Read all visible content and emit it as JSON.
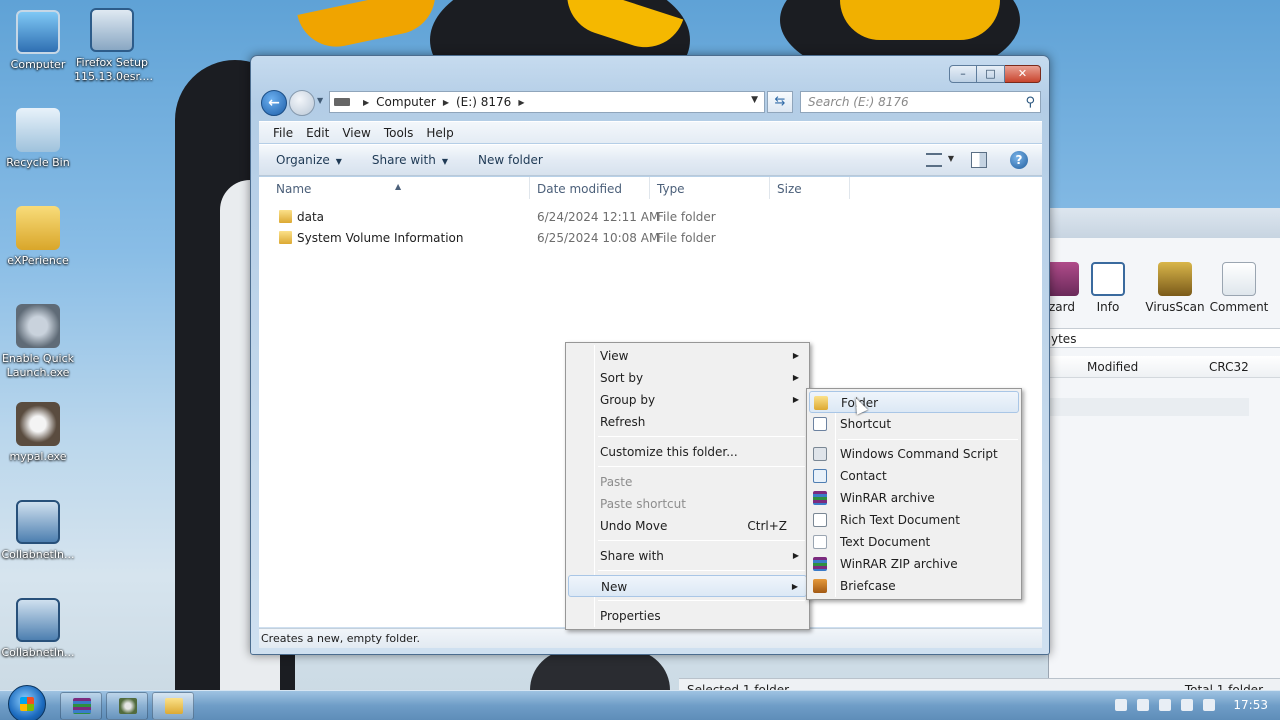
{
  "desktop": {
    "icons": [
      {
        "label": "Computer",
        "icon": "computer-icon"
      },
      {
        "label": "Firefox Setup 115.13.0esr....",
        "icon": "setup-icon"
      },
      {
        "label": "Recycle Bin",
        "icon": "recycle-bin-icon"
      },
      {
        "label": "eXPerience",
        "icon": "folder-icon"
      },
      {
        "label": "Enable Quick Launch.exe",
        "icon": "quick-launch-icon"
      },
      {
        "label": "mypal.exe",
        "icon": "raccoon-icon"
      },
      {
        "label": "CollabnetIn...",
        "icon": "network-icon"
      },
      {
        "label": "CollabnetIn...",
        "icon": "network-icon"
      }
    ]
  },
  "back_window": {
    "tools": [
      "zard",
      "Info",
      "VirusScan",
      "Comment"
    ],
    "address_fragment": "ytes",
    "columns": [
      "Modified",
      "CRC32"
    ],
    "status_left": "Selected 1 folder",
    "status_right": "Total 1 folder"
  },
  "explorer": {
    "breadcrumb": [
      "Computer",
      "(E:) 8176"
    ],
    "search_placeholder": "Search (E:) 8176",
    "menu": [
      "File",
      "Edit",
      "View",
      "Tools",
      "Help"
    ],
    "commands": [
      "Organize",
      "Share with",
      "New folder"
    ],
    "columns": [
      "Name",
      "Date modified",
      "Type",
      "Size"
    ],
    "files": [
      {
        "name": "data",
        "date": "6/24/2024 12:11 AM",
        "type": "File folder"
      },
      {
        "name": "System Volume Information",
        "date": "6/25/2024 10:08 AM",
        "type": "File folder"
      }
    ],
    "status": "Creates a new, empty folder."
  },
  "context_menu": {
    "view": "View",
    "sort_by": "Sort by",
    "group_by": "Group by",
    "refresh": "Refresh",
    "customize": "Customize this folder...",
    "paste": "Paste",
    "paste_shortcut": "Paste shortcut",
    "undo_move": "Undo Move",
    "undo_key": "Ctrl+Z",
    "share_with": "Share with",
    "new": "New",
    "properties": "Properties"
  },
  "new_submenu": {
    "items": [
      {
        "label": "Folder",
        "icon": "folder-icon"
      },
      {
        "label": "Shortcut",
        "icon": "shortcut-icon"
      },
      {
        "label": "Windows Command Script",
        "icon": "command-script-icon"
      },
      {
        "label": "Contact",
        "icon": "contact-icon"
      },
      {
        "label": "WinRAR archive",
        "icon": "winrar-icon"
      },
      {
        "label": "Rich Text Document",
        "icon": "rich-text-icon"
      },
      {
        "label": "Text Document",
        "icon": "text-document-icon"
      },
      {
        "label": "WinRAR ZIP archive",
        "icon": "winrar-zip-icon"
      },
      {
        "label": "Briefcase",
        "icon": "briefcase-icon"
      }
    ]
  },
  "taskbar": {
    "clock": "17:53"
  }
}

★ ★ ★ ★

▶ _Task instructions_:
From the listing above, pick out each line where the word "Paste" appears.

▶ _Response_:
    "paste": "Paste",
    "paste_shortcut": "Paste shortcut",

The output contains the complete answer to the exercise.